- Find out their interests, then help them find tons of cool books on that topic. If the books are way too difficult a text, but have rich, engaging pictures, let them keep them in their reading box. If the majority of their books are at their reading level, let them keep a few that are interest-based, even if they are far too easy or difficult.
- Find out their needs, then help them find materials they can keep in their reading box. If they can't tie their shoes, find a preschool book with the big, chunky laces, and let them quietly practice during reading time. Yes, sometimes 4th graders don't know how to tie their shoes. It gives them practice with a life skill, they'll be using the pictures as a diagram to follow the directions. Win-Win! Books about telling time, tying shoes, and counting money are some I have used in the past. When you have a 9 year old 2nd grader who reads on a F&P level D (instead of J), you get creative.
- Find out what they are good at, and build their self-esteem. Particularly in Upper Elementary classrooms, struggling readers *know* they are struggling. They often feel frustrated at school because they are continually struggling, since they need to use their reading skills in math, social studies, science, health, etc. One year, I had an 3rd grade student who was already pulled for three acronym classes: ESL, CCR, ALP. When she qualified for speech, the class began during the last 5 minutes of our recess. I fought to keep those 5 minutes, arguing that she needed the time with her classmates. Here's my secret: I wanted to keep her there for every moment of our recess because this was the time of day when she was able to outshine her peers. (She was - and still is - an amazing athlete) Her joy at winning in kickball helped her stay engaged in our school community, and built her self-esteem. Let them have time to show their talents.

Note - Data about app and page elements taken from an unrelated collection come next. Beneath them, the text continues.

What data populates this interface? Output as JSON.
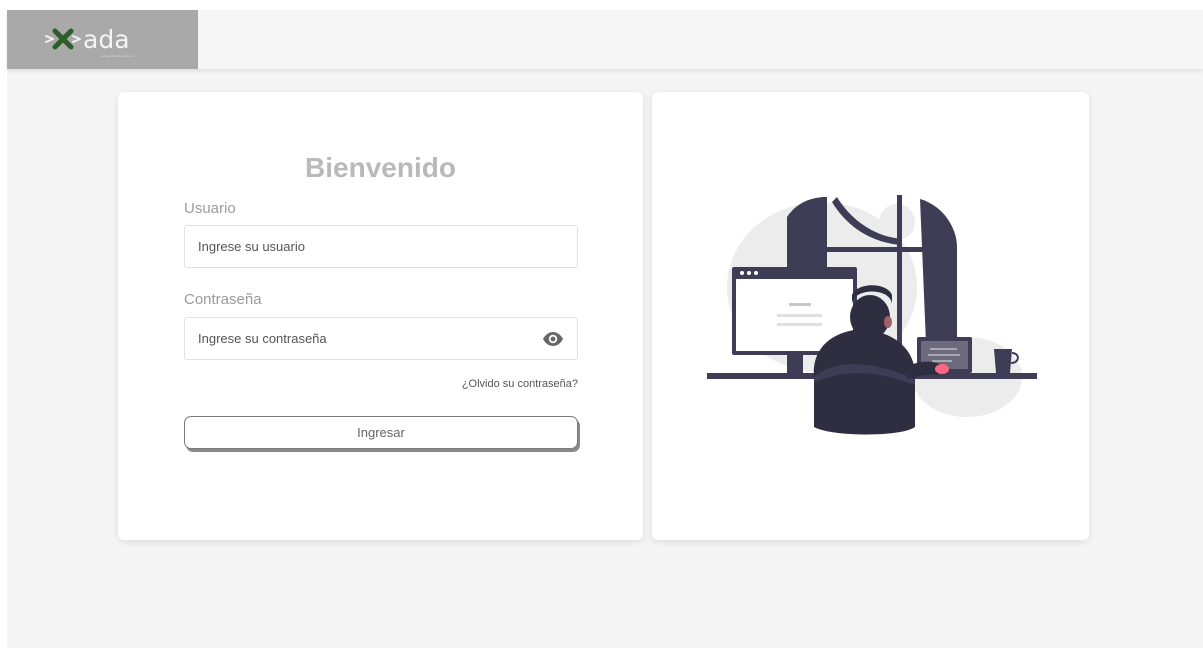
{
  "header": {
    "logo_text": "ada",
    "logo_tagline": "desarrollando valores"
  },
  "login": {
    "title": "Bienvenido",
    "username_label": "Usuario",
    "username_placeholder": "Ingrese su usuario",
    "password_label": "Contraseña",
    "password_placeholder": "Ingrese su contraseña",
    "forgot_link": "¿Olvido su contraseña?",
    "submit_label": "Ingresar"
  },
  "colors": {
    "logo_background": "#a9a9a9",
    "logo_accent": "#2e5e2a",
    "illustration_dark": "#3f3d56",
    "page_background": "#f5f5f5"
  },
  "icons": {
    "password_toggle": "eye-icon",
    "brand_mark": "arrow-x-icon"
  }
}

- Protect *uninterrupted* chunks of time to read independently. This is so important, because this is when they can practice the decoding, accuracy, and fluency strategies we are growing. Our struggling kiddos are having such a hard time transitioning from the Speech room to the English as a Second Language class to the Special Education class, and then back to the classroom. Often, the biggest loss is in their focus - how can you stay focused on that book if you don't get much time to read it? (or reread it!)
- Play games together. Pick one game and play it a few times a week for 2 weeks. Pick something quick, like Boggle (Click here for my classroom rules) or fun Word Games for Vowels. Spend 5 minutes a day, 3 times/week for a couple of weeks, to encourage a joy of looking at words. Tip: I often make sure we "run out of time" before we have a winner. They ask, "Who won, Mrs. Sykes?" I answer, "It's a game where we have fun with words, not a game where we have to have a winner each time." Then we move on...
- Most importantly, love them, celebrate their successes, and help them to love learning. It's why we choose to work with children, right?
6 Ways to Support Struggling Readers in grade 2-6
Jen Sykes 11:46 AM
In chatting with teachers, I often get questions about how to support struggling readers in my upper elementary grades. Here are the top 6 ways I support struggling readers in grades 2-6. Thought I would pass them along. If you find them helpful, I appreciate your sharing this post with your colleagues. Thanks, y'all!!